[Website and app data records]

══════════════════════════════

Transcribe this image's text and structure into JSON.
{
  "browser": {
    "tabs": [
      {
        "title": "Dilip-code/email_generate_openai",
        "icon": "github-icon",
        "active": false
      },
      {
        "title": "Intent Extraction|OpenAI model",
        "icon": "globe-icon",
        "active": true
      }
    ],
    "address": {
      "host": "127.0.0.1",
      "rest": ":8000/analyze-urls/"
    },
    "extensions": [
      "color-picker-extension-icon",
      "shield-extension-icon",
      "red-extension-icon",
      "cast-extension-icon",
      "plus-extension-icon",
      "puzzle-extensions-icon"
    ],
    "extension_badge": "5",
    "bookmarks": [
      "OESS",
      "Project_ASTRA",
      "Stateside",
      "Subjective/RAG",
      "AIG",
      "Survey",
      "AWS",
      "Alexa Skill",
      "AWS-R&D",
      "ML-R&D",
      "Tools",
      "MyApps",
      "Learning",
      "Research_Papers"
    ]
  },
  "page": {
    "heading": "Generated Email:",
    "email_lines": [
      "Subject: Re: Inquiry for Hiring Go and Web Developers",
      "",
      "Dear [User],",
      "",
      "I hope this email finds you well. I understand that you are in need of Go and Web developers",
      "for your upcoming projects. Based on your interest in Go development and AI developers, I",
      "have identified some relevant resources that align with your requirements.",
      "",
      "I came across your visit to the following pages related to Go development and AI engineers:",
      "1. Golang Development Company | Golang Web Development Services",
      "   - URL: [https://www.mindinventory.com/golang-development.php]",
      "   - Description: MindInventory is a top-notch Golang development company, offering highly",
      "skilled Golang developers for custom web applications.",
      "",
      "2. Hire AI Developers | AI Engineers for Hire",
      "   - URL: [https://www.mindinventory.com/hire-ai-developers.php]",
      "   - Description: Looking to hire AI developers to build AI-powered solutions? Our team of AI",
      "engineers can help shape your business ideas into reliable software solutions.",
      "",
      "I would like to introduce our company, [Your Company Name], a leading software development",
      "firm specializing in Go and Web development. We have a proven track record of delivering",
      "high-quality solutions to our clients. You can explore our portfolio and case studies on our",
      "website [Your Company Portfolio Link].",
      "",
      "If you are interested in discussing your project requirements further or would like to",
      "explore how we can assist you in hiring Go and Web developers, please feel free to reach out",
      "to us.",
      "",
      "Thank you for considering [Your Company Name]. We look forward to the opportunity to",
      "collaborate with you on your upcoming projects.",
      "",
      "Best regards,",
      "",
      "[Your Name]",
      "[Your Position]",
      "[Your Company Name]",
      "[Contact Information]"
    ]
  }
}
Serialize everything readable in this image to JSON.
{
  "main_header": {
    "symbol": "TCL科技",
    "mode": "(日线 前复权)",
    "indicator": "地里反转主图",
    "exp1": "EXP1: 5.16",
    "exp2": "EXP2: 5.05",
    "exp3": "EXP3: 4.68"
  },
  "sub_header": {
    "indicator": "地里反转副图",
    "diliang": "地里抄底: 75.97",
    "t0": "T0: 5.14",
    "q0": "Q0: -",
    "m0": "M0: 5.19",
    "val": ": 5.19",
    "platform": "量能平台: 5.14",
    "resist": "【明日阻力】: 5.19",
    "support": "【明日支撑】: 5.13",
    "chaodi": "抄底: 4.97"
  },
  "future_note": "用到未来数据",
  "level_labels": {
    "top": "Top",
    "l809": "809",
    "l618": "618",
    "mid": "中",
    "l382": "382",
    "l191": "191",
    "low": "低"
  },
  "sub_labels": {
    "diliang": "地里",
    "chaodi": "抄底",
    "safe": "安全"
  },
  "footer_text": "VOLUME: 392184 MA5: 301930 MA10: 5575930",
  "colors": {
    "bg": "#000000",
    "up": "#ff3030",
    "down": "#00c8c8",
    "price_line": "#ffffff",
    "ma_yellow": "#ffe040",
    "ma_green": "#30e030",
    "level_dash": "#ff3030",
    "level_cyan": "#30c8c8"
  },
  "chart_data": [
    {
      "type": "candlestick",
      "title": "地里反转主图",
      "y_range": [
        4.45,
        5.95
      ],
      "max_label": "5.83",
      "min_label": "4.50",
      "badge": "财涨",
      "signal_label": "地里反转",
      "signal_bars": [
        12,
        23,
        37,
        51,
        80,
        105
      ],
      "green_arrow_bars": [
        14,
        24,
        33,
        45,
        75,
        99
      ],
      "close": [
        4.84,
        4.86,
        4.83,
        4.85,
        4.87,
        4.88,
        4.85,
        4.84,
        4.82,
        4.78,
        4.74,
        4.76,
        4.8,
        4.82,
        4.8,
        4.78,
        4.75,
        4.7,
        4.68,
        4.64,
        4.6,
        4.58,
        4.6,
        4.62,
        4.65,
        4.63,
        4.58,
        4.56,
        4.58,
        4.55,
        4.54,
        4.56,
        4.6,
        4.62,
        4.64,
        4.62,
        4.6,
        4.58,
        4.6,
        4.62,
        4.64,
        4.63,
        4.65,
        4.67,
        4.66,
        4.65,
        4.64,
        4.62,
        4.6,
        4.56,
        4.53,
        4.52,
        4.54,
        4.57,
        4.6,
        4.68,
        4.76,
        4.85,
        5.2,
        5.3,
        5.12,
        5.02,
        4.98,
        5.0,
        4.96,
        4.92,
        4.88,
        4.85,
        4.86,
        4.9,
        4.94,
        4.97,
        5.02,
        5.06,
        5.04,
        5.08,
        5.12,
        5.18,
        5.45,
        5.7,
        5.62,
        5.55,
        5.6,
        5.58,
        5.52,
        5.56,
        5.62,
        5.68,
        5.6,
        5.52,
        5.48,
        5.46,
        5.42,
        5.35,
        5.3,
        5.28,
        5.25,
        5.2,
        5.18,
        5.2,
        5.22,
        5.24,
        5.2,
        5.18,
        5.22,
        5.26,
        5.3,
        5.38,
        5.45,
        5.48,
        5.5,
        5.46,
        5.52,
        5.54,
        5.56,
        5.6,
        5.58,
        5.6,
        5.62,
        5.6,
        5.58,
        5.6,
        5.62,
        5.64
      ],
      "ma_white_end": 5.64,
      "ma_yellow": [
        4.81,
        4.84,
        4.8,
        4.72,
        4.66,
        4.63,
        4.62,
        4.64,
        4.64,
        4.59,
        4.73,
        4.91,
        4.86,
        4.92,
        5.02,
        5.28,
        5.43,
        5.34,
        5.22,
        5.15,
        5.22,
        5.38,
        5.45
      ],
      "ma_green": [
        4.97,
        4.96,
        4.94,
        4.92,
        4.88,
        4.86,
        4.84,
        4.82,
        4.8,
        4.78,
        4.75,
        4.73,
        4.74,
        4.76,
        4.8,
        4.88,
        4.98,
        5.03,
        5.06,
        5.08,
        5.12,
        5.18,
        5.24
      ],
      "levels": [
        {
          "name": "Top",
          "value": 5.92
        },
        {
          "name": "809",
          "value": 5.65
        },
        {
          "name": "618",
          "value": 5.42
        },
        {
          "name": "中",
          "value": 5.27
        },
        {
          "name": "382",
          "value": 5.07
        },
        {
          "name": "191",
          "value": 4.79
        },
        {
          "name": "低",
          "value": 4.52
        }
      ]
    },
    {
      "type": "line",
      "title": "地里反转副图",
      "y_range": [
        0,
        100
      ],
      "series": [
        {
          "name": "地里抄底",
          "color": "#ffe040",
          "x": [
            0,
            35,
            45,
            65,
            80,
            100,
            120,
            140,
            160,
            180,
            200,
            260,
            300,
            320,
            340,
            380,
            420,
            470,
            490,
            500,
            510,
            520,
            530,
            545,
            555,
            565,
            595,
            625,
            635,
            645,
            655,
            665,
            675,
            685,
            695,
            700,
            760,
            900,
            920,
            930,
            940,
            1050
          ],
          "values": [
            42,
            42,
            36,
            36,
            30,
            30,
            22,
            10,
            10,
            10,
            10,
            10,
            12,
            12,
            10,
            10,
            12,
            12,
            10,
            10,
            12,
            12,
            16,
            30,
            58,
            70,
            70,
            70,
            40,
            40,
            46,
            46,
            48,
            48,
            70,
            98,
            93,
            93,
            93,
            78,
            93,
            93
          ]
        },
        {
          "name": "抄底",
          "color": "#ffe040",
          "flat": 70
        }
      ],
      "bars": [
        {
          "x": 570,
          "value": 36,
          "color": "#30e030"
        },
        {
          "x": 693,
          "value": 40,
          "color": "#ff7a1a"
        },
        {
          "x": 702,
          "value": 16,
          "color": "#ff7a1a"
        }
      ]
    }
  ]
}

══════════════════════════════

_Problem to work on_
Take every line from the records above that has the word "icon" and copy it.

_Exercise solution_
        "icon": "github-icon",
        "icon": "globe-icon",
      "color-picker-extension-icon",
      "shield-extension-icon",
      "red-extension-icon",
      "cast-extension-icon",
      "plus-extension-icon",
      "puzzle-extensions-icon"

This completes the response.